A DNA biosensor is presented that is based on gold interdigitated nanoelectrodes of 100 nm width and 250 nm pitch. A single-strand oligonucleotide acts as the capture probe. Because of its nanometer dimensions, the device shows improved sensitivity when compared to similar systems. This encouraged us to perform a direct and unlabelled detection. After incubation with the DNA target, the impedance spectrum was recorded between 1 kHz and 10 MHz to obtain the net capacitance change. The use of a biotinylated DNA signalling probe permitted the integration of an amplification stage in a sandwich format that employs streptavidin-modified gold nanoparticles. The strategy was preliminarily tested by detecting the breast cancer related BRCA1 gene, where the noncomplementary, wild and mutated forms were easily differentiated at a concentration level of 3 μM (corresponding to a 30 pmol quantity). © 2010 Springer-Verlag.

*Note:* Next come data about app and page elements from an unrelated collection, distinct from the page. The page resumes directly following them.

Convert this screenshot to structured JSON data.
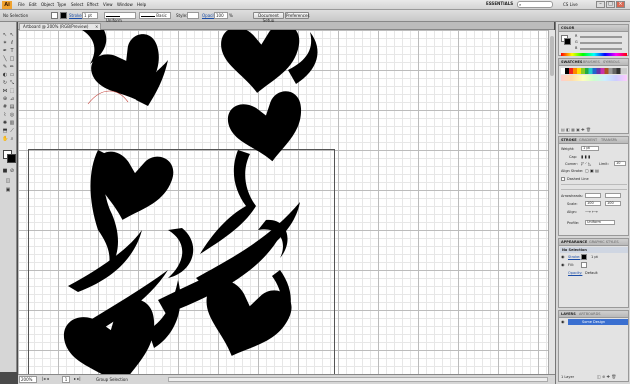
{
  "app": {
    "logo": "Ai"
  },
  "menubar": {
    "items": [
      "File",
      "Edit",
      "Object",
      "Type",
      "Select",
      "Effect",
      "View",
      "Window",
      "Help"
    ],
    "workspace": "ESSENTIALS",
    "search_placeholder": "",
    "cslive": "CS Live"
  },
  "control_bar": {
    "selection": "No Selection",
    "stroke_label": "Stroke:",
    "stroke_value": "1 pt",
    "stroke_profile": "Uniform",
    "brush": "Basic",
    "style_label": "Style:",
    "opacity_label": "Opacity:",
    "opacity_value": "100",
    "doc_setup": "Document Setup",
    "preferences": "Preferences"
  },
  "document": {
    "tab_title": "Artboard @ 200% (RGB/Preview)",
    "zoom": "200%",
    "artboard_number": "1",
    "status": "Group Selection"
  },
  "colors": {
    "accent": "#3a6fd0",
    "artwork": "#000000",
    "stroke_highlight": "#c0332b"
  },
  "panels": {
    "color": {
      "title": "COLOR",
      "rows": [
        "R",
        "G",
        "B"
      ]
    },
    "swatches": {
      "tabs": [
        "SWATCHES",
        "BRUSHES",
        "SYMBOLS"
      ]
    },
    "stroke": {
      "tabs": [
        "STROKE",
        "GRADIENT",
        "TRANSPA"
      ],
      "weight_label": "Weight:",
      "weight_value": "1 pt",
      "cap_label": "Cap:",
      "corner_label": "Corner:",
      "limit_label": "Limit:",
      "limit_value": "10",
      "align_label": "Align Stroke:",
      "dashed_label": "Dashed Line",
      "arrowheads_label": "Arrowheads:",
      "scale_label": "Scale:",
      "scale_values": [
        "100",
        "100"
      ],
      "align_arrow_label": "Align:",
      "profile_label": "Profile:",
      "profile_value": "Uniform"
    },
    "appearance": {
      "tabs": [
        "APPEARANCE",
        "GRAPHIC STYLES"
      ],
      "title": "No Selection",
      "stroke_label": "Stroke:",
      "stroke_value": "1 pt",
      "fill_label": "Fill:",
      "opacity_label": "Opacity:",
      "opacity_value": "Default"
    },
    "layers": {
      "tabs": [
        "LAYERS",
        "ARTBOARDS"
      ],
      "layer_name": "Some Design",
      "footer": "1 Layer"
    }
  }
}
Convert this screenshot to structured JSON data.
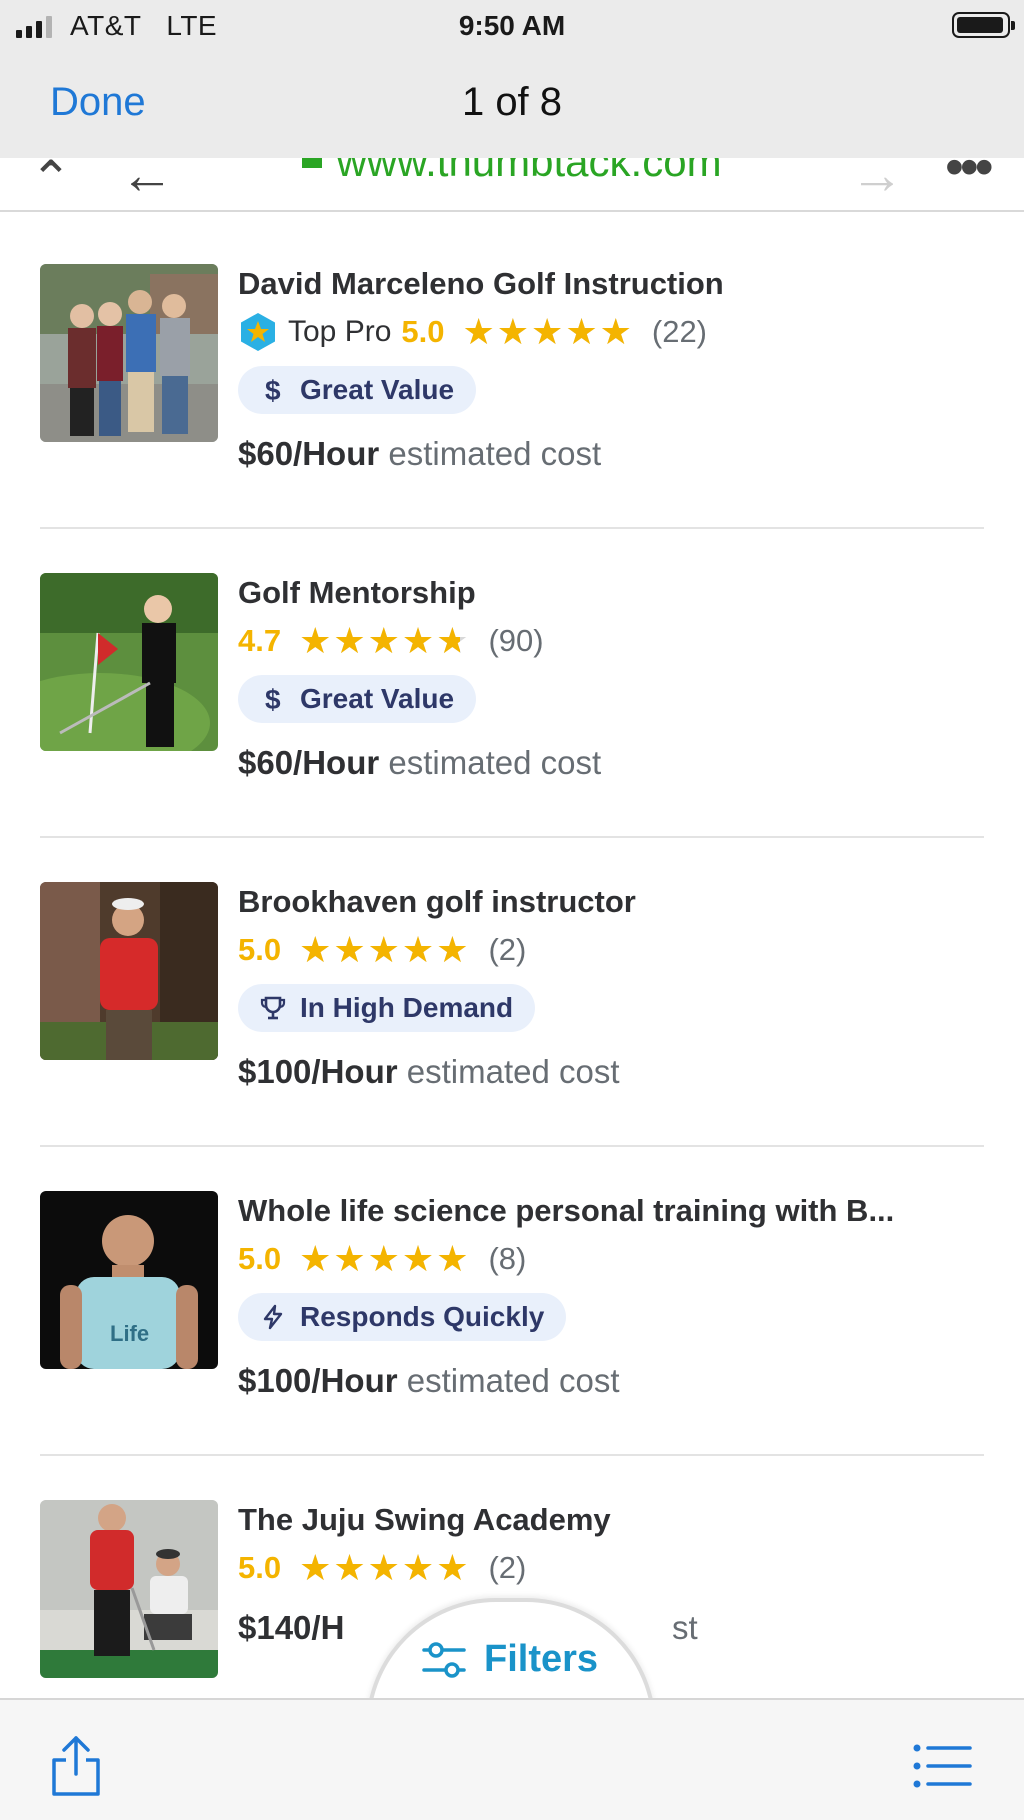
{
  "status_bar": {
    "carrier": "AT&T",
    "network": "LTE",
    "time": "9:50 AM"
  },
  "nav": {
    "done_label": "Done",
    "page_counter": "1 of 8"
  },
  "browser": {
    "url": "www.thumbtack.com"
  },
  "pros": [
    {
      "name": "David Marceleno Golf Instruction",
      "top_pro": true,
      "top_pro_label": "Top Pro",
      "score": "5.0",
      "rating_fraction": 1.0,
      "review_count": "(22)",
      "badge_icon": "dollar-icon",
      "badge": "Great Value",
      "price": "$60/Hour",
      "price_suffix": "estimated cost"
    },
    {
      "name": "Golf Mentorship",
      "top_pro": false,
      "score": "4.7",
      "rating_fraction": 0.94,
      "review_count": "(90)",
      "badge_icon": "dollar-icon",
      "badge": "Great Value",
      "price": "$60/Hour",
      "price_suffix": "estimated cost"
    },
    {
      "name": "Brookhaven golf instructor",
      "top_pro": false,
      "score": "5.0",
      "rating_fraction": 1.0,
      "review_count": "(2)",
      "badge_icon": "trophy-icon",
      "badge": "In High Demand",
      "price": "$100/Hour",
      "price_suffix": "estimated cost"
    },
    {
      "name": "Whole life science personal training with B...",
      "top_pro": false,
      "score": "5.0",
      "rating_fraction": 1.0,
      "review_count": "(8)",
      "badge_icon": "lightning-icon",
      "badge": "Responds Quickly",
      "price": "$100/Hour",
      "price_suffix": "estimated cost"
    },
    {
      "name": "The Juju Swing Academy",
      "top_pro": false,
      "score": "5.0",
      "rating_fraction": 1.0,
      "review_count": "(2)",
      "price": "$140/H",
      "price_suffix": "st"
    }
  ],
  "filters": {
    "label": "Filters",
    "icon": "sliders-icon"
  },
  "toolbar": {
    "share_icon": "share-icon",
    "list_icon": "list-icon"
  },
  "colors": {
    "star": "#f4b400",
    "link": "#1f78d6",
    "url": "#2aa524",
    "badge_bg": "#e9f0fb",
    "badge_text": "#2e3868",
    "filters": "#1a93c9"
  }
}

|Publication status||Published - 29 Apr 2010|
- BRCA1 gene
- Gold nanoparticle amplification
- Impedimetric genosensor
- Interdigitated electrodes